We ended the day in Charlotte, NC, a city without much charm. But, after several tries, we found a hotel that accepts guests with dogs. We figured Rosie was close enough, and we’re set for tonight. But several hotels we called said “no way,” so we’re a little concerned about hotel options as we go forward on this trip. So tonight we’re watching the Olympics, and tomorrow, on to Atlanta, with no worries on the hotel front, since we’ll be staying with our long-term and fabulous friends, Connor and Martha Seabrook.

We also got a couple of short videos of Rosie today, including one on the streets of Roanoke, and one in our car.


Travels With Rosie

Friday, February 12th, 2010

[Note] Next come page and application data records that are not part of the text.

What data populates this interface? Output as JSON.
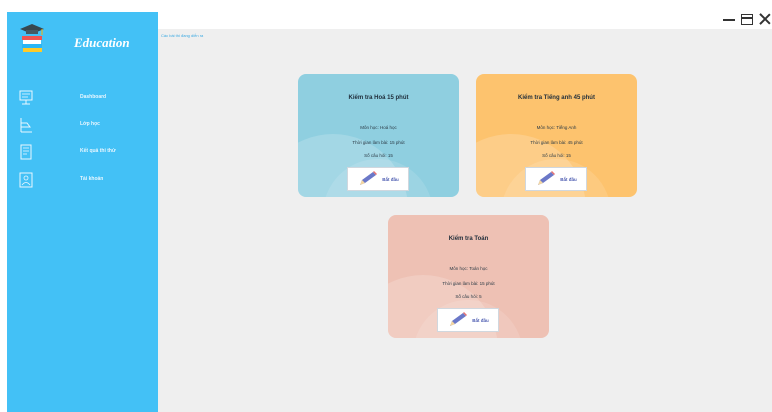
{
  "app": {
    "title": "Education",
    "breadcrumb": "Các bài thi đang diễn ra"
  },
  "sidebar": {
    "items": [
      {
        "label": "Dashboard",
        "icon": "dashboard-icon"
      },
      {
        "label": "Lớp học",
        "icon": "class-icon"
      },
      {
        "label": "Kết quả thi thử",
        "icon": "results-icon"
      },
      {
        "label": "Tài khoản",
        "icon": "account-icon"
      }
    ]
  },
  "cards": [
    {
      "title": "Kiểm tra Hoá 15 phút",
      "subject": "Môn học: Hoá học",
      "time": "Thời gian làm bài: 15 phút",
      "questions": "Số câu hỏi: 15",
      "button": "Bắt đầu",
      "color": "#8fcfe0"
    },
    {
      "title": "Kiểm tra Tiếng anh 45 phút",
      "subject": "Môn học: Tiếng Anh",
      "time": "Thời gian làm bài: 45 phút",
      "questions": "Số câu hỏi: 15",
      "button": "Bắt đầu",
      "color": "#fdc36e"
    },
    {
      "title": "Kiểm tra Toán",
      "subject": "Môn học: Toán học",
      "time": "Thời gian làm bài: 15 phút",
      "questions": "Số câu hỏi: 5",
      "button": "Bắt đầu",
      "color": "#eec1b4"
    }
  ],
  "colors": {
    "sidebar": "#43c1f6",
    "main_bg": "#efefef",
    "accent": "#3aa9e2"
  }
}
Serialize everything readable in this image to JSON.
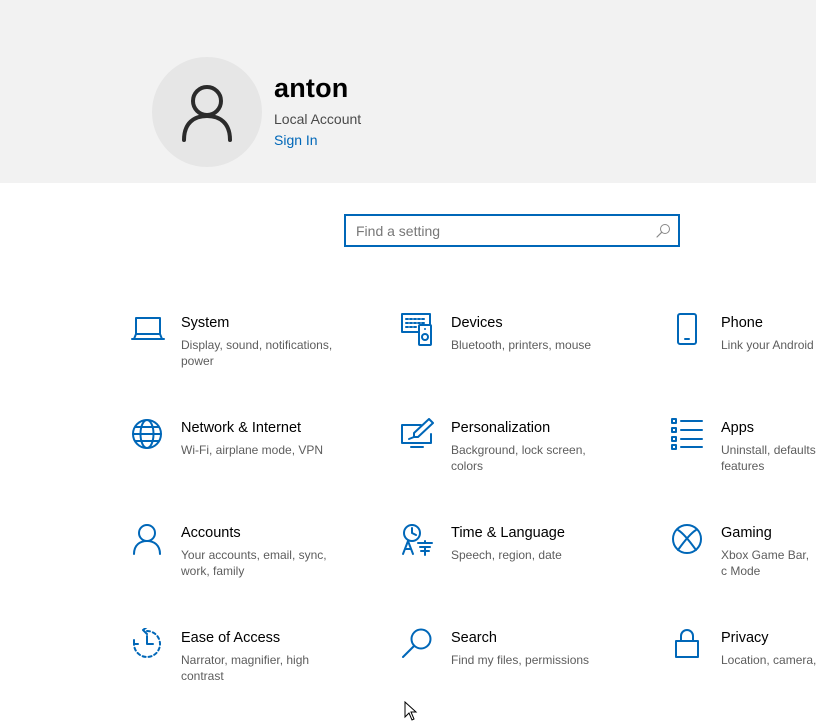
{
  "user": {
    "name": "anton",
    "account_type": "Local Account",
    "sign_in_label": "Sign In"
  },
  "search": {
    "placeholder": "Find a setting",
    "value": ""
  },
  "colors": {
    "accent": "#0067b8",
    "header_bg": "#f2f2f2"
  },
  "settings": [
    {
      "title": "System",
      "desc": "Display, sound, notifications, power",
      "icon": "laptop-icon"
    },
    {
      "title": "Devices",
      "desc": "Bluetooth, printers, mouse",
      "icon": "devices-icon"
    },
    {
      "title": "Phone",
      "desc": "Link your Android",
      "icon": "phone-icon"
    },
    {
      "title": "Network & Internet",
      "desc": "Wi-Fi, airplane mode, VPN",
      "icon": "globe-icon"
    },
    {
      "title": "Personalization",
      "desc": "Background, lock screen, colors",
      "icon": "paint-icon"
    },
    {
      "title": "Apps",
      "desc": "Uninstall, defaults, features",
      "icon": "apps-list-icon"
    },
    {
      "title": "Accounts",
      "desc": "Your accounts, email, sync, work, family",
      "icon": "person-icon"
    },
    {
      "title": "Time & Language",
      "desc": "Speech, region, date",
      "icon": "time-language-icon"
    },
    {
      "title": "Gaming",
      "desc": "Xbox Game Bar, c Mode",
      "icon": "xbox-icon"
    },
    {
      "title": "Ease of Access",
      "desc": "Narrator, magnifier, high contrast",
      "icon": "ease-of-access-icon"
    },
    {
      "title": "Search",
      "desc": "Find my files, permissions",
      "icon": "search-icon"
    },
    {
      "title": "Privacy",
      "desc": "Location, camera,",
      "icon": "lock-icon"
    }
  ]
}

Tomorrow I get in a rented car and begin driving. To where, I don’t know. But I do know who will be with me. I’ll be traveling with my wife, my two children, and . . . a pig. Yep, no typo. A pig. And we’ll be traveling for three weeks — just the five of us.

Just how did I get myself in this situation? I sure as heck don’t know. It started when my eleven-year-old daughter asked for a pig for Christmas. Not just any old pig, she wanted a miniature pot-bellied pig. And she used Craig’s List to find the perfect pig (thanks, Craig!). So Rosie, born on Halloween of 2009, joined us about three weeks ago, and has quickly become an indispensable travel companion.

So the adventure begins. Three weeks on the road with a pig. Two years ago, we traveled around the world for ten months (without a pig, thankfully), and had everything planned in advance. Now, we have nothing pre-planned. My only real preparation has been buying a copy of Steinbeck’s Travels With Charley, so I can contrast pig travel with dog travel. How will hotels react to Rosie? Will she be banned from all restaurants? How will she do in a car? How will I do in a car with a pig? Pigs are supposed to be smart, but so far, Rosie hasn’t shown me much — will that change? Time will reveal. Stay tuned for daily updates on Travel With Rosie.